The U.S. Supreme Court issued a ruling declaring that mandatory life sentences for juvenile offenders is unconstitutional under the Eighth Amendment of the United States Constitution. You may read the full opinion here: Miller v. Alabama.

The Court reasoned that punishment for a crime should be proportionate to both the crime and the individual offender.   The Court held that mandatory life sentences without possibility of parole for a juvenile essentially prohibits a court from considering the offender’s age, maturity level and characteristics of the crime committed.   The court further reasoned that a mandatory life sentence disregards the possibility of rehabilitation.  The concurring opinion added that resent studies in psychology and science continue to show that there are fundamental differences between juvenile and adult minds, making a child’s actions less likely to be the product of an irretrievably depraved character than the actions of an adult.

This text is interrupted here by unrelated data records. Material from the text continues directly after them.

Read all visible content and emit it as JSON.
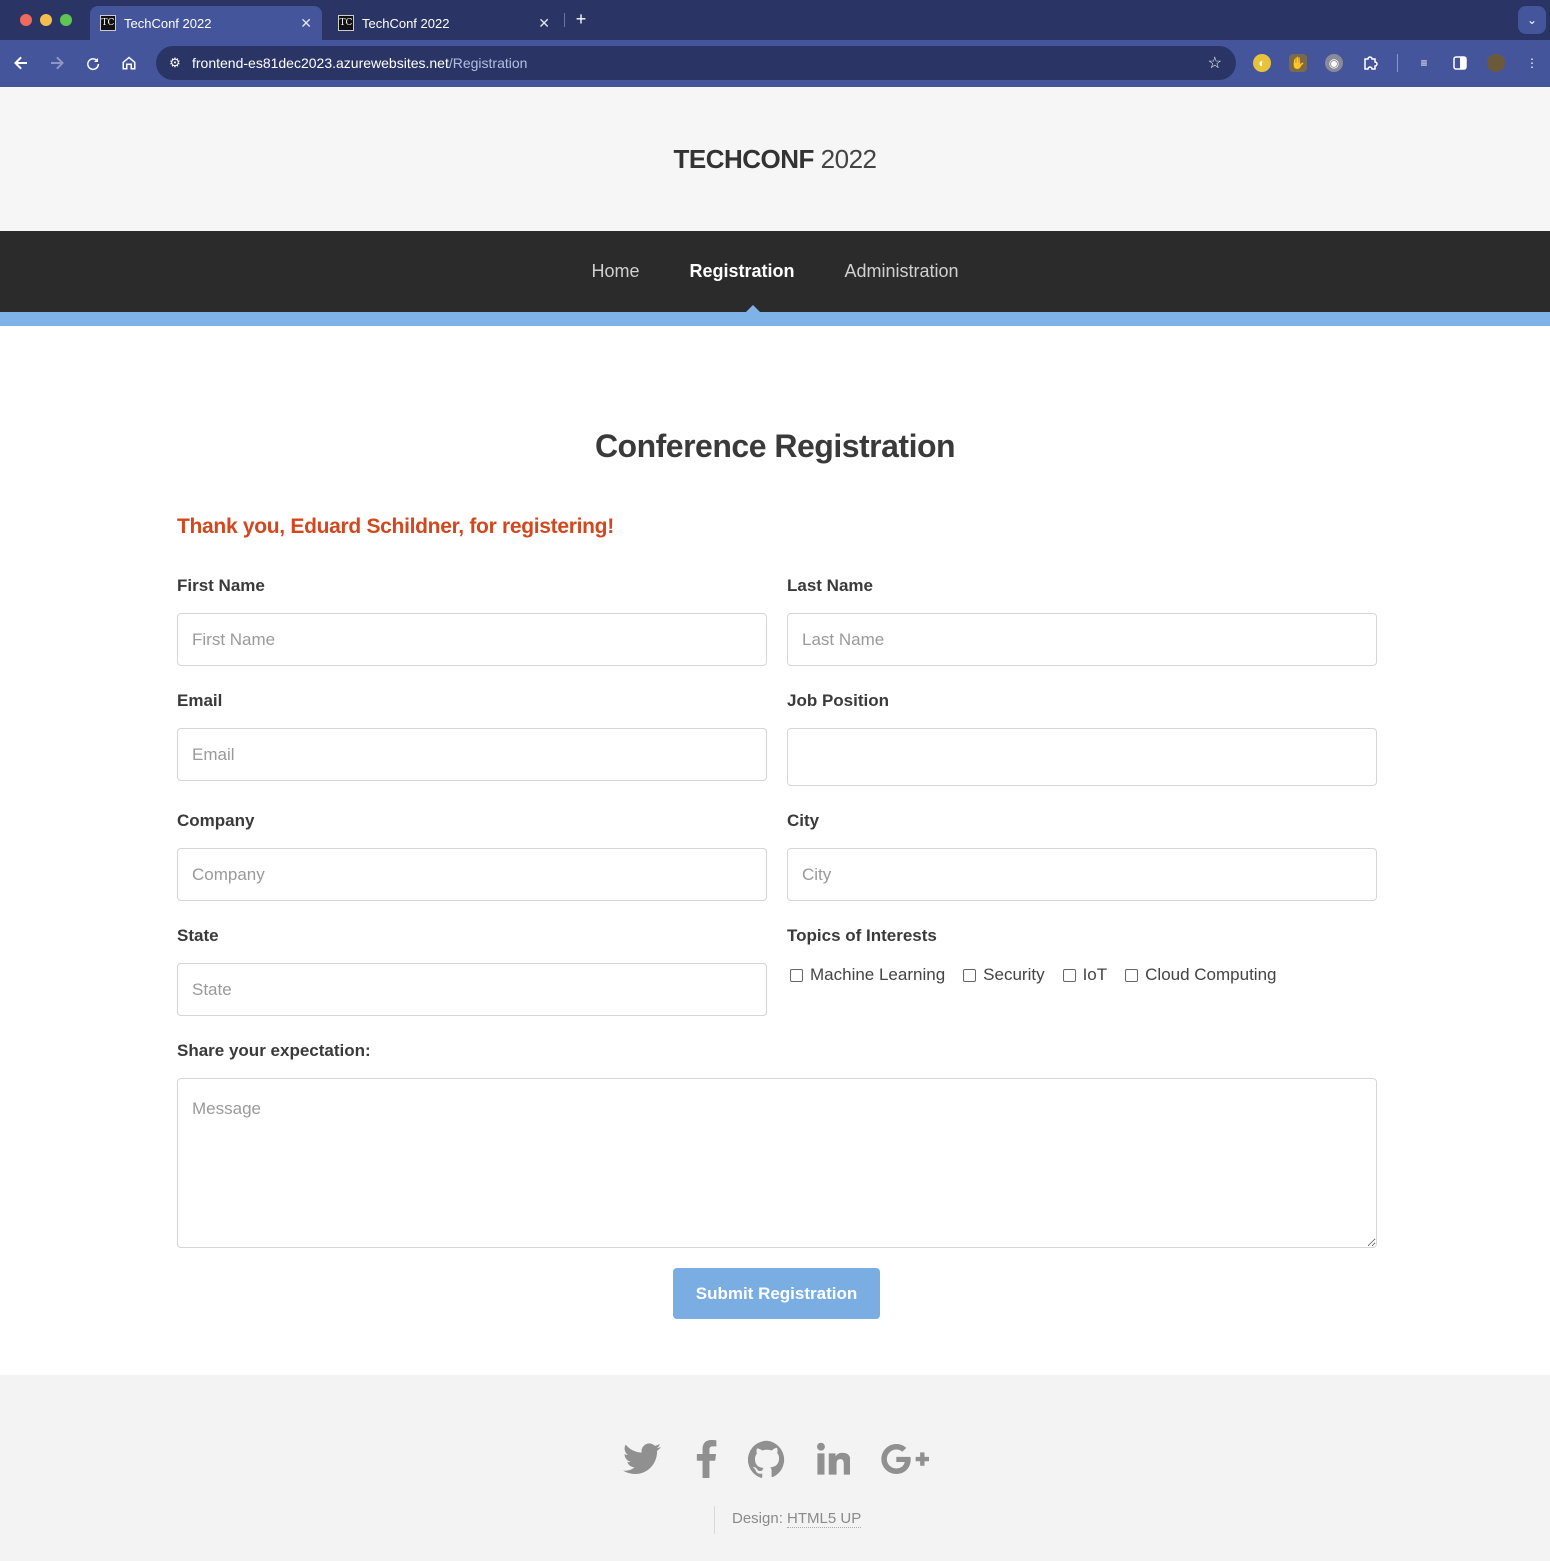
{
  "browser": {
    "tabs": [
      {
        "favicon": "TC",
        "title": "TechConf 2022",
        "active": true
      },
      {
        "favicon": "TC",
        "title": "TechConf 2022",
        "active": false
      }
    ],
    "url_host": "frontend-es81dec2023.azurewebsites.net",
    "url_path": "/Registration",
    "theme_color": "#44559b",
    "tabbar_color": "#2a3566"
  },
  "header": {
    "title_bold": "TECHCONF",
    "title_light": "2022"
  },
  "nav": {
    "items": [
      {
        "label": "Home",
        "active": false
      },
      {
        "label": "Registration",
        "active": true
      },
      {
        "label": "Administration",
        "active": false
      }
    ],
    "accent_color": "#7fb3e8"
  },
  "main": {
    "heading": "Conference Registration",
    "success_message": "Thank you, Eduard Schildner, for registering!",
    "success_color": "#d4471d",
    "form": {
      "first_name": {
        "label": "First Name",
        "placeholder": "First Name",
        "value": ""
      },
      "last_name": {
        "label": "Last Name",
        "placeholder": "Last Name",
        "value": ""
      },
      "email": {
        "label": "Email",
        "placeholder": "Email",
        "value": ""
      },
      "job_position": {
        "label": "Job Position",
        "value": ""
      },
      "company": {
        "label": "Company",
        "placeholder": "Company",
        "value": ""
      },
      "city": {
        "label": "City",
        "placeholder": "City",
        "value": ""
      },
      "state": {
        "label": "State",
        "placeholder": "State",
        "value": ""
      },
      "topics": {
        "label": "Topics of Interests",
        "options": [
          {
            "label": "Machine Learning",
            "checked": false
          },
          {
            "label": "Security",
            "checked": false
          },
          {
            "label": "IoT",
            "checked": false
          },
          {
            "label": "Cloud Computing",
            "checked": false
          }
        ]
      },
      "message": {
        "label": "Share your expectation:",
        "placeholder": "Message",
        "value": ""
      },
      "submit_label": "Submit Registration",
      "submit_color": "#7aaee2"
    }
  },
  "footer": {
    "social_icons": [
      "twitter-icon",
      "facebook-icon",
      "github-icon",
      "linkedin-icon",
      "google-plus-icon"
    ],
    "credit_prefix": "Design:",
    "credit_link": "HTML5 UP"
  }
}
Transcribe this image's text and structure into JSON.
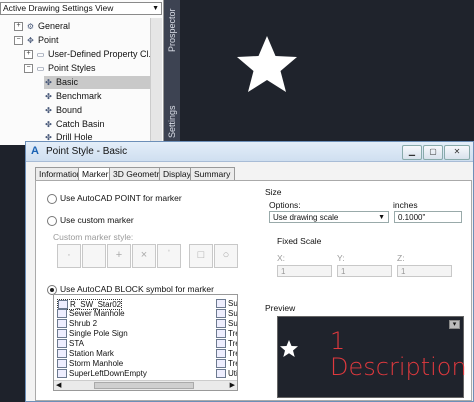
{
  "tree": {
    "view_select": "Active Drawing Settings View",
    "nodes": {
      "general": "General",
      "point": "Point",
      "user_defined": "User-Defined Property Cl...",
      "point_styles": "Point Styles",
      "basic": "Basic",
      "benchmark": "Benchmark",
      "bound": "Bound",
      "catch_basin": "Catch Basin",
      "drill_hole": "Drill Hole"
    }
  },
  "side_tabs": {
    "prospector": "Prospector",
    "settings": "Settings"
  },
  "dialog": {
    "title": "Point Style - Basic",
    "tabs": [
      "Information",
      "Marker",
      "3D Geometry",
      "Display",
      "Summary"
    ],
    "marker": {
      "opt_autocad_point": "Use AutoCAD POINT for marker",
      "opt_custom": "Use custom marker",
      "custom_style_label": "Custom marker style:",
      "custom_glyphs": [
        "·",
        " ",
        "+",
        "×",
        "ˈ",
        "□",
        "○"
      ],
      "opt_block": "Use AutoCAD BLOCK symbol for marker",
      "blocks_left": [
        "R_SW_Star02",
        "Sewer Manhole",
        "Shrub 2",
        "Single Pole Sign",
        "STA",
        "Station Mark",
        "Storm Manhole",
        "SuperLeftDownEmpty"
      ],
      "blocks_right": [
        "Sup",
        "Sup",
        "Sup",
        "Tree",
        "Tree",
        "Tree",
        "Tree",
        "Utili"
      ]
    },
    "size": {
      "group": "Size",
      "options_label": "Options:",
      "options_value": "Use drawing scale",
      "inches_label": "inches",
      "inches_value": "0.1000\"",
      "fixed_scale": "Fixed Scale",
      "x_label": "X:",
      "y_label": "Y:",
      "z_label": "Z:",
      "x_value": "1",
      "y_value": "1",
      "z_value": "1"
    },
    "preview": {
      "group": "Preview",
      "number": "1",
      "text": "Description"
    }
  },
  "colors": {
    "preview_text": "#e0393e",
    "canvas_bg": "#1f232c"
  }
}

The Court is not prohibiting a court from imposing a life sentence without parole on juvenile offenders.  However, the Court is prohibiting this as a mandatory sentence, reasoning that a court should have the opportunity to review mitigating factors and circumstances with regard to the juvenile before ordering life in prison.

Juvenile offenders who are currently serving mandatory sentences will now have the opportunity to have their sentence reconsidered.  Pennsylvania’s state legislature is currently examining this court decision to determine what legislation needs to be drafted so that the Commonwealth is in compliance with the Constitution.  To read more about the impact of this decision on the Commonwealth, you may access a Patriot News article here:  PennLive.

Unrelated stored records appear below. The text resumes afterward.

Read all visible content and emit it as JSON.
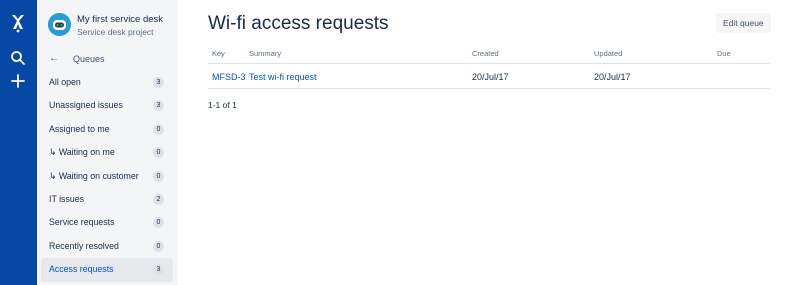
{
  "global_nav": {
    "logo_icon": "atlassian-service-desk-logo-icon",
    "search_icon": "search-icon",
    "create_icon": "plus-icon"
  },
  "sidebar": {
    "project_name": "My first service desk",
    "project_type": "Service desk project",
    "queues_label": "Queues",
    "back_icon": "←",
    "items": [
      {
        "label": "All open",
        "count": "3"
      },
      {
        "label": "Unassigned issues",
        "count": "3"
      },
      {
        "label": "Assigned to me",
        "count": "0"
      },
      {
        "label": "↳ Waiting on me",
        "count": "0"
      },
      {
        "label": "↳ Waiting on customer",
        "count": "0"
      },
      {
        "label": "IT issues",
        "count": "2"
      },
      {
        "label": "Service requests",
        "count": "0"
      },
      {
        "label": "Recently resolved",
        "count": "0"
      },
      {
        "label": "Access requests",
        "count": "3",
        "active": true
      }
    ]
  },
  "main": {
    "title": "Wi-fi access requests",
    "edit_queue_label": "Edit queue",
    "table": {
      "columns": [
        "Key",
        "Summary",
        "Created",
        "Updated",
        "Due"
      ],
      "rows": [
        {
          "key": "MFSD-3",
          "summary": "Test wi-fi request",
          "created": "20/Jul/17",
          "updated": "20/Jul/17",
          "due": ""
        }
      ]
    },
    "pagination": "1-1 of 1"
  },
  "colors": {
    "nav_background": "#0747a6",
    "sidebar_background": "#f4f5f7",
    "link": "#0052cc",
    "text": "#172b4d"
  }
}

This decision follows a trend in which the Supreme Court has been recognizing that juveniles should be given the opportunity to rehabilitate.  In 2005 the court eliminated the death penalty for juveniles.  In 2010 the court eliminated mandatory life sentence for juveniles convicted of any crime other than one involving a killing.   The court reasoned, based off of those two prior decisions, that “the distinctive attributes of youth, diminish the penological justifications for imposing the harshest sentences on juvenile offenders, even when they commit terrible crimes.”

Another possible issue that could come up is how this decision will affect the new Megan’s Law requirements for Pennsylvania, which mandate that juvenile offenders register for life.  Adults who commit crimes that fall within Megan’s Law are put into a tier system.  Some must register for only 15 or 25 years and others for life.  However, there is no tier system for juveniles.  They must register for life.  To read more about this tier system and Megan’s Law Updates, you can access our blog here:  Megan’s Law Update.

The Supreme Court, in this decision, essentially holds that it is unconstitutional to prohibit a sentencing court from considering a child’s age, maturity level, circumstances of the crime, and other mitigating factors before imposing the harshest penalties on juvenile offenders.  Registering for life is the harshest penalty under Megan’s Law, and as the legislation is drafted now, juvenile offenders must register for life, regardless of any mitigating factors.   This would seem contrary to this most recent Supreme Court decision.